She also emphasized the need to file a float plan that includes a description of the vessel, number of people on board, destination and the route being taken to the destination.
“If you’re overdue for arrival, you want someone looking for you right away,” DeLeo said.
Video: Top tips for boating safety
Keep your recreational boating safe and sane with these tips from the U.S. Coast Guard.
12 top boating safety tips for the busy Memorial Day weekend
Education & essential equipment
Be sure you are confident and comfortable at the helm. If you haven’t already done so, enroll in a boating class taught by qualified and certified boating safety instructors.
For a list of educational resources, check out the National Boating Safety Media Resource Center: Boating Safety Education – Water Sports Foundation.
Life jackets save lives
Drowning is the cause of death in 79% of fatal boating accidents where the cause of death was known; 86% of those drowning victims were not wearing life jackets.
Make sure your boat is equipped with U.S. Coast Guard-approved life jackets for all passengers and they are sized to fit: Choosing the Right Life Jacket – Water Sports Foundation. Check your state law for mandates regarding life jacket usage and age requirements for children: NASBLA Life Jacket Requirements by State and Age.
Don’t drink and drive
According to U.S. Coast Guard reports, alcohol use is the leading known contributing factor in fatal boating accidents; where the primary cause was known, it was listed as the leading factor in 23% of deaths.
For the safety of your friends and family, designate a “Sober Skipper.”
Engage the ECOS
As of April 1, 2021, a federal law requires the use of an engine cut off switch (ECOS), an onboard safety device that is connected to the boat’s captain. Should the driver fall out of the boat, the ECOS will immediately stop the boat’s engine.
File a float plan

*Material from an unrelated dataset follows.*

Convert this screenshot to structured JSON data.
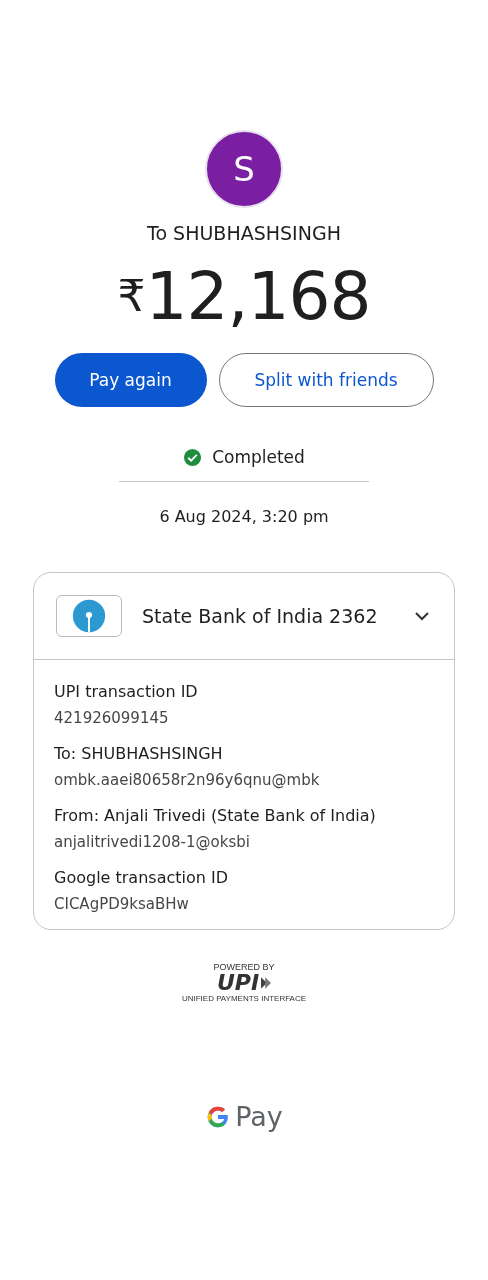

File a float plan with friends, family members and/or your marina that communicates the names of all aboard with contact information including cell phone numbers; your destination with a planned itinerary and stops along the route; and your estimated return time.

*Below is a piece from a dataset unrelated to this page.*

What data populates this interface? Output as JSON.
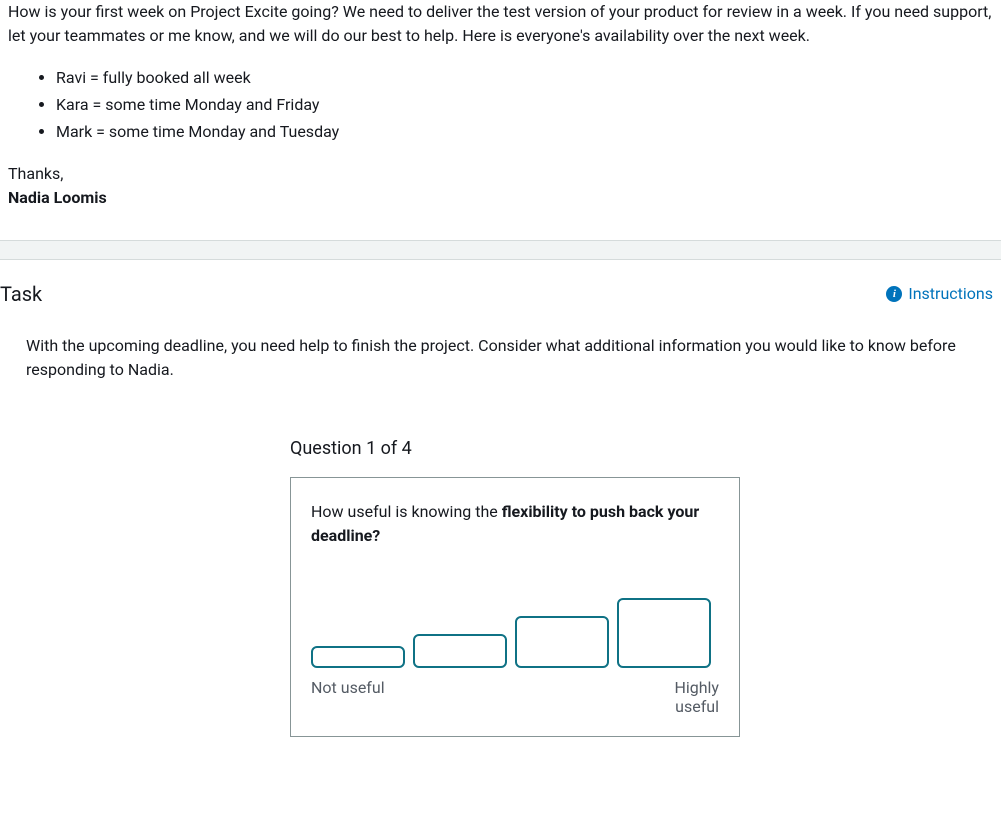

Be a weather watcher
Check the weather in advance and continually monitor using available mobile APPS. Storms, lightning, changing tides, currents, winds and other inclement weather conditions can endanger the safety of boaters.
Should you be on a boat when mother nature unleashes her fury, find shelter as soon as possible.

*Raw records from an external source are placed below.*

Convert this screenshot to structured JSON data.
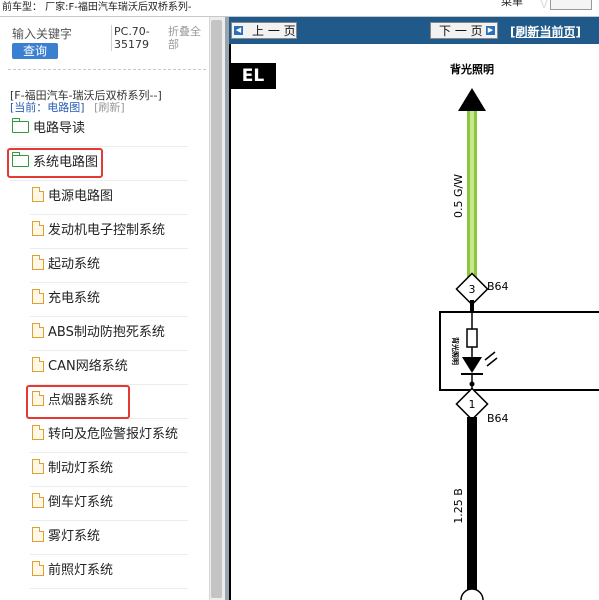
{
  "topbar": {
    "crumb": "前车型： 厂家:F-福田汽车瑞沃后双桥系列-",
    "menu_label": "菜单",
    "logo_faint": "VTU"
  },
  "search": {
    "keyword_label": "输入关键字",
    "query_button": "查询",
    "code": "PC.70-35179",
    "collapse_label": "折叠全部"
  },
  "tree": {
    "series": "[F-福田汽车-瑞沃后双桥系列--]",
    "current": "[当前：电路图]",
    "refresh": "[刷新]",
    "folders": [
      {
        "label": "电路导读",
        "highlight": false
      },
      {
        "label": "系统电路图",
        "highlight": true
      }
    ],
    "items": [
      {
        "label": "电源电路图",
        "highlight": false
      },
      {
        "label": "发动机电子控制系统",
        "highlight": false
      },
      {
        "label": "起动系统",
        "highlight": false
      },
      {
        "label": "充电系统",
        "highlight": false
      },
      {
        "label": "ABS制动防抱死系统",
        "highlight": false
      },
      {
        "label": "CAN网络系统",
        "highlight": false
      },
      {
        "label": "点烟器系统",
        "highlight": true
      },
      {
        "label": "转向及危险警报灯系统",
        "highlight": false
      },
      {
        "label": "制动灯系统",
        "highlight": false
      },
      {
        "label": "倒车灯系统",
        "highlight": false
      },
      {
        "label": "雾灯系统",
        "highlight": false
      },
      {
        "label": "前照灯系统",
        "highlight": false
      }
    ]
  },
  "viewer": {
    "prev_label": "上 一 页",
    "next_label": "下 一 页",
    "refresh_label": "[刷新当前页]",
    "section_badge": "EL"
  },
  "diagram": {
    "top_label": "背光照明",
    "wire_top": "0.5 G/W",
    "connector_top_pin": "3",
    "connector_top_name": "B64",
    "component_label": "背光照明",
    "connector_bottom_pin": "1",
    "connector_bottom_name": "B64",
    "wire_bottom": "1.25 B"
  },
  "colors": {
    "navbar": "#1f5a8a",
    "highlight_box": "#e53935",
    "wire_green": "#8cc63f",
    "folder_icon": "#2f9a3a"
  }
}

Make sure the captain has clearly communicated safety information and ground rules with all passengers. For example, this should include instructing everyone to remain seated at all times while the boat is underway, instruction regarding life jacket usage and throw cushion access, appointing observers to help watch for oncoming boat traffic or to monitor watersports activities.
Comply with your boat’s capacity
Every boat includes a designated maximum capacity rating. Consider not only the weight of passengers but also gear, coolers, water toys and other carry-ons.
Be careful, pay attention
The designated driver needs to be vigilant and to take responsibility for the safety of those on his vessel. Continually “sweep” the horizon and carefully watch and anticipate boating activity.
Choose destinations wisely
If you’re new to boating with limited experience, don’t choose the busiest boating day of the year to travel to the most populated hotspot for boaters in the area. The ability to safely navigate, drop and set anchors and lines in confined spaces is exacerbated in close quarters.
Follow posted speed limits and no wake zones
Be aware of established speed limits and no wake zones; respond accordingly.
Nighttime boating activity
Holidays often feature fun events such as firework shows and raft ups. While this can be a blast, there is additional danger associated with boating after sunset when visibility is restricted.
Slow down and use extra precautions. Make sure all your navigation and running lights are operational. Avoid drinking alcohol which can further impair your senses and visibility. Be extremely vigilant to watch for inexperienced boaters or those who may be operating under the influence.